same neighborhood. D-Day. It was a military housing complex with the real
name of Normandy Manor, but all the kids called it D-Day. It was for enlisted
only, and if you lived there you already had one strike against you.
Strike 1: Living in D-Day.
Strike 2: Being an outcast.
Strike 3: Hanging out with other outcasts.
By the third week they were friends, of sorts, and sat at the same table
together every day, even with other seats available. It was a strange
camaraderie, born of frustration at having people routinely push you in
the halls and ignoring your comments, your questions, your hellos. They
didnt talk much, at first, just slap-happy to be sitting at a table
with others and being able to eat without being picked on or having food
thrown at them.
So whats your deal? Lindy asked Snot-boy.
Allergies, he mumbled.
Then they both went back to eating.
Bryan started taking notes.
Lindy DeSoto: 511; walks gangly, awkward, as though trying
to walk in a specific but unnatural manner; clothing is generally shapeless,
not baggy, but not form-fitting either; speaks hoarsely and carefully,
each word considered; walks home everyday no matter what the weather;
assumed to walk to school as well, but has never been seen in the act;
goes to all the dances but never with a date; assumed to be female, though
this has yet to be determined.
You like video games? Bryan asked Lindy one day as she was
beating him at Street Fighter 3.
Sure, doesnt everyone?
During the fourth week they met outside of school. In the woods, of course,
at night, without flashlights or light of any kind. Rick was the only
one who wanted to start a fire and, besides the fact that the others wouldnt
let him, he had no matches. Expected one of the others to bring some.
He was still convinced that one or more of them should smoke.
Isnt that what outcasts do?
James Dean, you know?
Shut up, Rick, Bryan said, this time with more emphasis. He
felt like an officer in the army, a drill sergeant maybe. Either that
or a substitute teacher.
So what are we here for? Snot-boy sniffed.
Just to talk. Got anything better to do? Bryan said.
Why you wearing sunglasses, Bryan? Lindy asked.
Bryan stared at Lindy. The effect was somewhat lessened by the sunglasses,
more so by the fact that it was too dark to see. Theyd moved out
of the moonlight.
They stood in silence for minutes, the careful rustling they made when
shifting their weight being the dominant sound.
I dont know.
What could he say? He had a feeling, unfounded, baseless, that it was
now, that this is the time to start? Bryan didnt even know what

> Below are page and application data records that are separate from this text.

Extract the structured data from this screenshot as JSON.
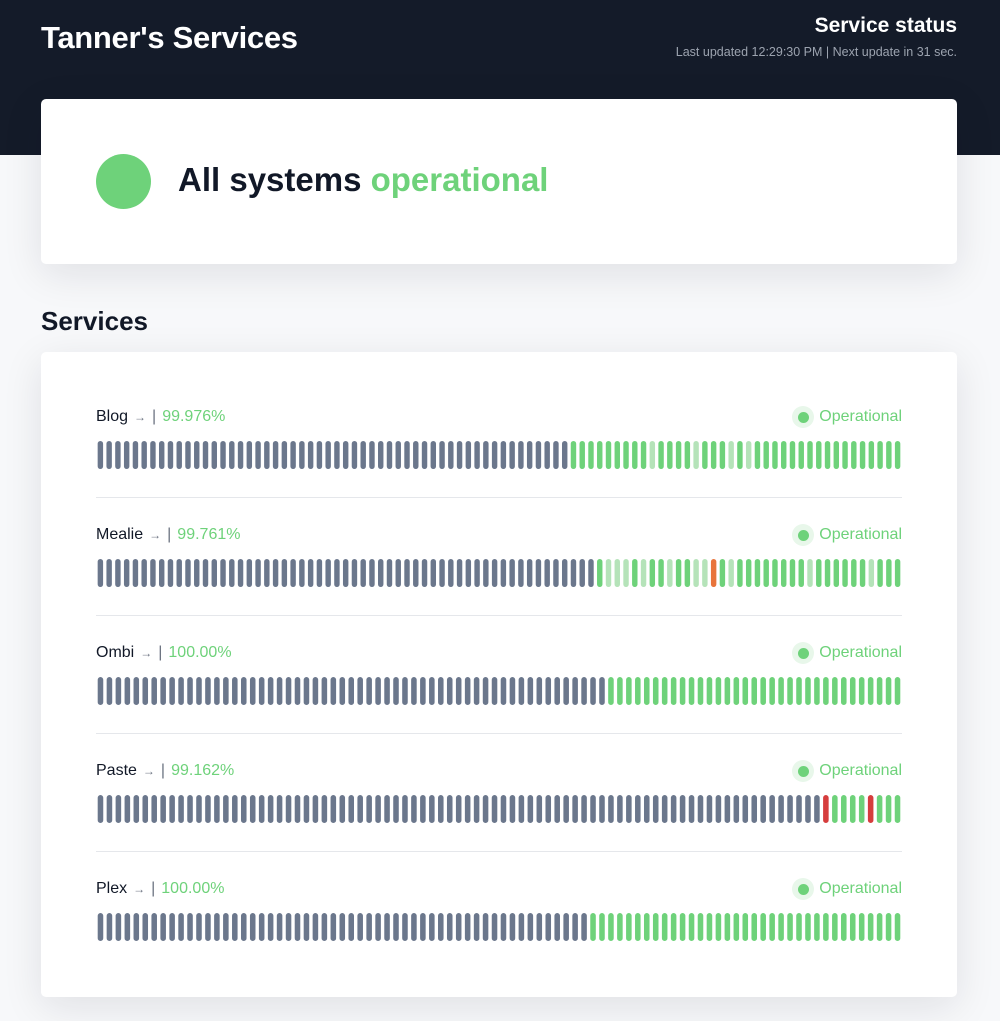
{
  "header": {
    "title": "Tanner's Services",
    "status_heading": "Service status",
    "updated_text": "Last updated 12:29:30 PM | Next update in 31 sec."
  },
  "summary": {
    "text": "All systems",
    "accent": "operational",
    "status": "operational"
  },
  "services_section": {
    "title": "Services",
    "items": [
      {
        "name": "Blog",
        "separator": "|",
        "uptime": "99.976%",
        "status": "Operational",
        "history": "nnnnnnnnnnnnnnnnnnnnnnnnnnnnnnnnnnnnnnnnnnnnnnnnnnnnnnggggggggglgggglggglglggggggggggggggggg"
      },
      {
        "name": "Mealie",
        "separator": "|",
        "uptime": "99.761%",
        "status": "Operational",
        "history": "nnnnnnnnnnnnnnnnnnnnnnnnnnnnnnnnnnnnnnnnnnnnnnnnnnnnnnnnnglllglgglgglloglgggggggglgggggglggg"
      },
      {
        "name": "Ombi",
        "separator": "|",
        "uptime": "100.00%",
        "status": "Operational",
        "history": "nnnnnnnnnnnnnnnnnnnnnnnnnnnnnnnnnnnnnnnnnnnnnnnnnnnnnnnnnggggggggggggggggggggggggggggggggg"
      },
      {
        "name": "Paste",
        "separator": "|",
        "uptime": "99.162%",
        "status": "Operational",
        "history": "nnnnnnnnnnnnnnnnnnnnnnnnnnnnnnnnnnnnnnnnnnnnnnnnnnnnnnnnnnnnnnnnnnnnnnnnnnnnnnnnnrggggrggg"
      },
      {
        "name": "Plex",
        "separator": "|",
        "uptime": "100.00%",
        "status": "Operational",
        "history": "nnnnnnnnnnnnnnnnnnnnnnnnnnnnnnnnnnnnnnnnnnnnnnnnnnnnnnnggggggggggggggggggggggggggggggggggg"
      }
    ]
  },
  "colors": {
    "header_bg": "#141b29",
    "operational": "#6ed27a",
    "degraded_light": "#b5e3b9",
    "no_data": "#6b778c",
    "partial_outage": "#e8743b",
    "major_outage": "#d63d3d"
  }
}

was starting. It was like a switch was flicked in his brain, and he was
off and running.
Why did you come? he asked them.
I dont know.
I dont know.
I dont care what you guys say, Im going to buy some
And that was the end of that.
to be continued...